We've been around the world, and we've visited a lot of orphanages. We've seen children outnumber their caretakers by the dozens, we've seen children live their lives in cribs, we've heard horror stories of the children we've gotten to know falling victim to abuse because of lack of supervision in orphanage style homes and many more awful things. In all of our travels, I can honestly say that we've visited one orphanage where the children are all loved and cared for sooooo well by the staff. They are sons and daughters, brothers and sisters, they are not a "job". But unfortunately this place is a diamond in the rough, and most other orphanages are not so lucky.
That is why we have dedicated time and research (and travel $) to find homes for orphaned and vulnerable children that are healthy and do model a traditional family style home, called Orphanage Alternatives. Instead of one building for over 30 children with a few caretakers coming and going through out the day, Orphanage Alternatives are individual homes with a mom and 8-10 children. This is one of the healthiest models of orphan care we've found. It keeps children in their own culture with a parent from their own culture, feeling safe and loved!!!
To read more about Ophanage Alternatives that we visits, took a team of volunteer artists too, and organizations that YOU can get involved with, click on the links below!
Educational, medical, agricultural, and spiritual outreach in the mountains of Honduras
Journey with me (Kendyle!) to the mountains of Honduras – right on the boarder of Nicaragua. There lies an incredible organization, started by Allison and Jarod Brown, called Mission Lazarus. A few weeks ago, I was given the privilege of spending a week with the staff, children, and the community to learn more about their Children's Refuge. While there, I discovered the many other
programs Mission Lazarus has to care for vulnerable children and adults and completely fell in love. While their family-style Refuge for children is incredibly done, that is only a small part of what they do. I wanted to write this blog to share about both the Refuge and the many other programs throughout the community.
Our search for holistic orphan care in one of the oldest countries in Africa...
I didn’t really know what to expect when we arrived in Ethiopia. All of my senses were off. It wasn’t the Africa I was used to...
Instead of sweat pouring down my face as we stepped off the plane, I reached for my zipper and secured my hoodie: it was much colder than I expected.
We were greeted at the airport by an attractive Ethiopian man, who must have been around 24. He cheerfully helped us with our bags and beamed with pride for the organization for whom he worked. What we found was beautiful...
Selamta Family Project.
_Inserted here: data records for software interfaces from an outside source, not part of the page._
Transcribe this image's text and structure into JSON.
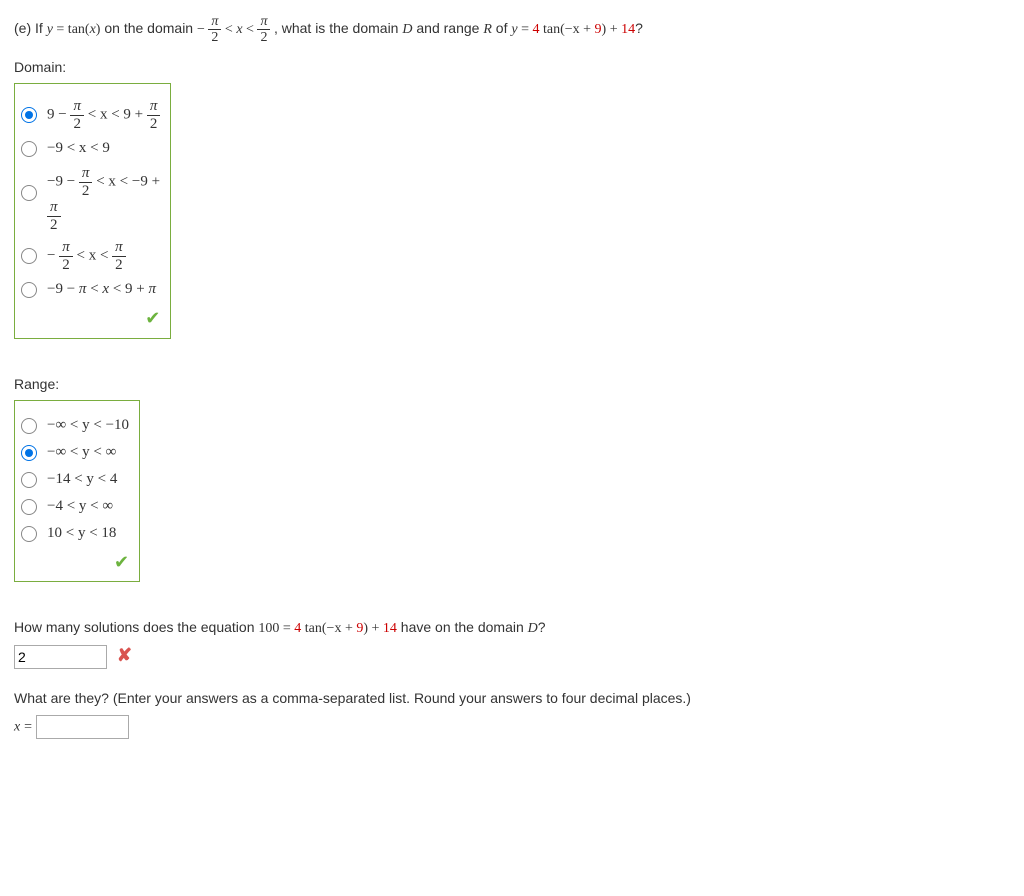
{
  "question": {
    "part": "(e)",
    "prefix": "If ",
    "eq1": "y = tan(x)",
    "mid1": " on the domain ",
    "mid2": ", what is the domain ",
    "D": "D",
    "mid3": " and range ",
    "R": "R",
    "mid4": " of ",
    "eq2_a": "y = ",
    "eq2_b": "4",
    "eq2_c": " tan(−x + ",
    "eq2_d": "9",
    "eq2_e": ") + ",
    "eq2_f": "14",
    "eq2_g": "?"
  },
  "domain_label": "Domain:",
  "domain_choices": {
    "c1a": "9 − ",
    "c1b": " < x < 9 + ",
    "c2": "−9 < x < 9",
    "c3a": "−9 − ",
    "c3b": " < x < −9 +",
    "c4a": "− ",
    "c4b": " < x < ",
    "c5": "−9 − π < x < 9 + π"
  },
  "range_label": "Range:",
  "range_choices": {
    "r1": "−∞ < y < −10",
    "r2": "−∞ < y < ∞",
    "r3": "−14 < y < 4",
    "r4": "−4 < y < ∞",
    "r5": "10 < y < 18"
  },
  "solutions_q": {
    "a": "How many solutions does the equation ",
    "b": "100 = ",
    "c": "4",
    "d": " tan(−x + ",
    "e": "9",
    "f": ") + ",
    "g": "14",
    "h": " have on the domain ",
    "i": "D",
    "j": "?"
  },
  "solutions_input": "2",
  "what_q": "What are they? (Enter your answers as a comma-separated list. Round your answers to four decimal places.)",
  "x_eq": "x =",
  "pi": "π",
  "two": "2"
}
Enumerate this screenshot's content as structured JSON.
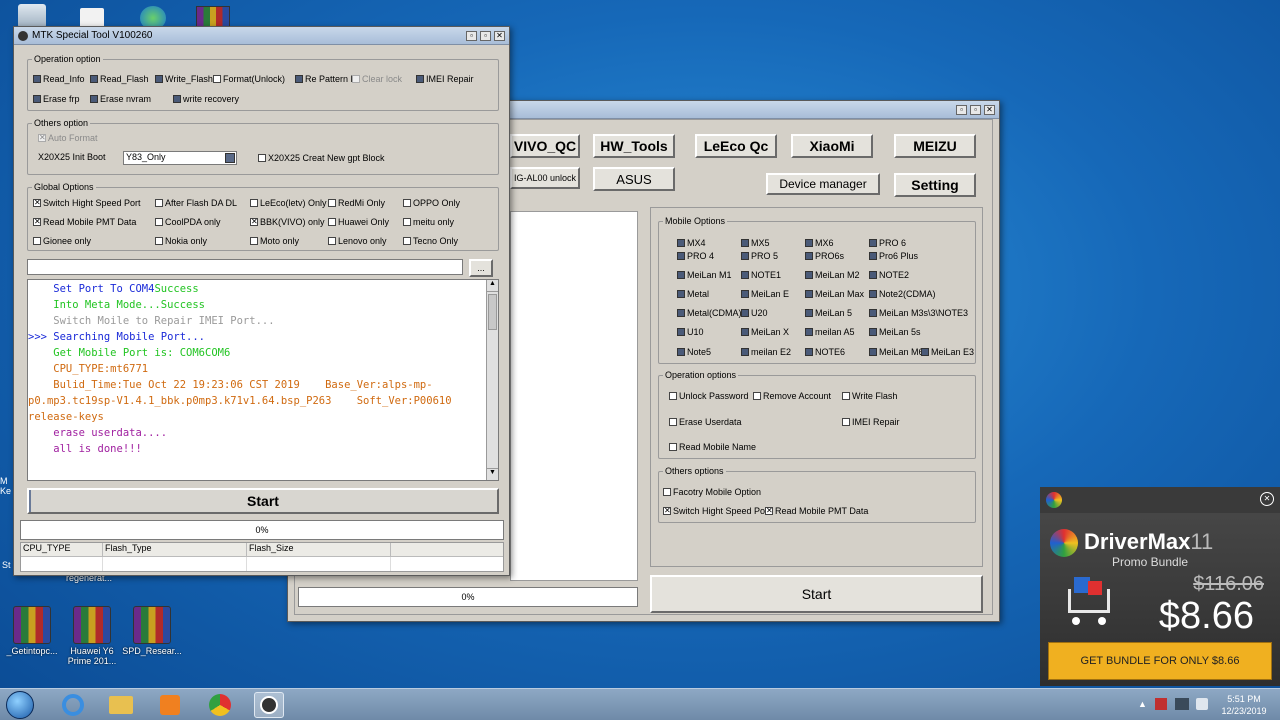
{
  "desktop_icons": [
    {
      "label": "_Getintopc...",
      "kind": "rar"
    },
    {
      "label": "Huawei Y6 Prime 201...",
      "kind": "rar"
    },
    {
      "label": "SPD_Resear...",
      "kind": "rar"
    },
    {
      "label": "regenerat...",
      "kind": "partial"
    }
  ],
  "mtk": {
    "title": "MTK Special Tool V100260",
    "operation_option": {
      "label": "Operation option",
      "items": [
        {
          "label": "Read_Info",
          "checked": false,
          "enabled": true
        },
        {
          "label": "Read_Flash",
          "checked": false,
          "enabled": true
        },
        {
          "label": "Write_Flash",
          "checked": false,
          "enabled": true
        },
        {
          "label": "Format(Unlock)",
          "checked": false,
          "enabled": true
        },
        {
          "label": "Re Pattern M",
          "checked": false,
          "enabled": true
        },
        {
          "label": "Clear lock",
          "checked": false,
          "enabled": false
        },
        {
          "label": "IMEI Repair",
          "checked": false,
          "enabled": true
        },
        {
          "label": "Erase frp",
          "checked": false,
          "enabled": true
        },
        {
          "label": "Erase nvram",
          "checked": false,
          "enabled": true
        },
        {
          "label": "write recovery",
          "checked": false,
          "enabled": true
        }
      ]
    },
    "others_option": {
      "label": "Others option",
      "auto_format": "Auto Format",
      "init_boot_label": "X20X25 Init Boot",
      "init_boot_value": "Y83_Only",
      "creat_gpt": "X20X25 Creat New gpt Block"
    },
    "global_options": {
      "label": "Global Options",
      "items": [
        {
          "label": "Switch Hight Speed Port",
          "checked": true
        },
        {
          "label": "After Flash DA DL",
          "checked": false
        },
        {
          "label": "LeEco(letv) Only",
          "checked": false
        },
        {
          "label": "RedMi Only",
          "checked": false
        },
        {
          "label": "OPPO Only",
          "checked": false
        },
        {
          "label": "Read Mobile PMT Data",
          "checked": true
        },
        {
          "label": "CoolPDA only",
          "checked": false
        },
        {
          "label": "BBK(VIVO) only",
          "checked": true
        },
        {
          "label": "Huawei Only",
          "checked": false
        },
        {
          "label": "meitu only",
          "checked": false
        },
        {
          "label": "Gionee only",
          "checked": false
        },
        {
          "label": "Nokia only",
          "checked": false
        },
        {
          "label": "Moto only",
          "checked": false
        },
        {
          "label": "Lenovo only",
          "checked": false
        },
        {
          "label": "Tecno Only",
          "checked": false
        }
      ]
    },
    "browse_label": "...",
    "log": [
      {
        "text": "    Set Port To COM4",
        "color": "#1a2ad8",
        "tail": "Success",
        "tail_color": "#22c422"
      },
      {
        "text": "    Into Meta Mode...Success",
        "color": "#22c422"
      },
      {
        "text": "    Switch Moile to Repair IMEI Port...",
        "color": "#9a9a9a"
      },
      {
        "text": ">>> Searching Mobile Port...",
        "color": "#1a2ad8"
      },
      {
        "text": "    Get Mobile Port is: COM6COM6",
        "color": "#22c422"
      },
      {
        "text": "    CPU_TYPE:mt6771",
        "color": "#d06a10"
      },
      {
        "text": "    Bulid_Time:Tue Oct 22 19:23:06 CST 2019    Base_Ver:alps-mp-",
        "color": "#d06a10"
      },
      {
        "text": "p0.mp3.tc19sp-V1.4.1_bbk.p0mp3.k71v1.64.bsp_P263    Soft_Ver:P00610",
        "color": "#d06a10"
      },
      {
        "text": "release-keys",
        "color": "#d06a10"
      },
      {
        "text": "    erase userdata....",
        "color": "#a020a0"
      },
      {
        "text": "    all is done!!!",
        "color": "#a020a0"
      }
    ],
    "start_label": "Start",
    "progress": {
      "value": 0,
      "text": "0%"
    },
    "table_headers": [
      "CPU_TYPE",
      "Flash_Type",
      "Flash_Size",
      ""
    ]
  },
  "main": {
    "brand_buttons": [
      {
        "label": "VIVO_QC"
      },
      {
        "label": "HW_Tools"
      },
      {
        "label": "LeEco Qc"
      },
      {
        "label": "XiaoMi"
      },
      {
        "label": "MEIZU"
      }
    ],
    "row2_partial": "IG-AL00 unlock",
    "asus": "ASUS",
    "device_manager": "Device manager",
    "setting": "Setting",
    "mobile_options": {
      "label": "Mobile Options",
      "items": [
        "MX4",
        "MX5",
        "MX6",
        "PRO 6",
        "PRO 4",
        "PRO 5",
        "PRO6s",
        "Pro6 Plus",
        "MeiLan M1",
        "NOTE1",
        "MeiLan M2",
        "NOTE2",
        "Metal",
        "MeiLan E",
        "MeiLan Max",
        "Note2(CDMA)",
        "Metal(CDMA)",
        "U20",
        "MeiLan 5",
        "MeiLan M3s\\3\\NOTE3",
        "U10",
        "MeiLan X",
        "meilan A5",
        "MeiLan 5s",
        "Note5",
        "meilan E2",
        "NOTE6",
        "MeiLan M6",
        "MeiLan E3"
      ]
    },
    "operation_options": {
      "label": "Operation options",
      "items": [
        "Unlock Password",
        "Remove Account",
        "Write Flash",
        "Erase Userdata",
        "IMEI Repair",
        "Read Mobile Name"
      ]
    },
    "others_options": {
      "label": "Others options",
      "items": [
        {
          "label": "Facotry Mobile Option",
          "checked": false
        },
        {
          "label": "Switch Hight Speed Por",
          "checked": true
        },
        {
          "label": "Read Mobile PMT Data",
          "checked": true
        }
      ]
    },
    "progress": {
      "value": 0,
      "text": "0%"
    },
    "start_label": "Start"
  },
  "ad": {
    "brand": "DriverMax",
    "version": "11",
    "subtitle": "Promo Bundle",
    "old_price": "$116.06",
    "new_price": "$8.66",
    "cta": "GET BUNDLE FOR ONLY $8.66",
    "close": "✕"
  },
  "taskbar": {
    "time": "5:51 PM",
    "date": "12/23/2019"
  },
  "colors": {
    "desktop": "#1668b8",
    "window_face": "#d4d0c8",
    "ad_cta": "#f0b020"
  }
}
We walked through the gates of Selamta (pronounced: Sa-lam-ta) to find a white poster board taped to the concrete wall reading, “Welcome #Archibald Project." We were welcomed by a peaceful staff of Ethiopians.
As everyone went around and shared their names (that I was convinced I wouldn’t remember in 5 minutes), I realized just how incredibly holistic and needed this place was.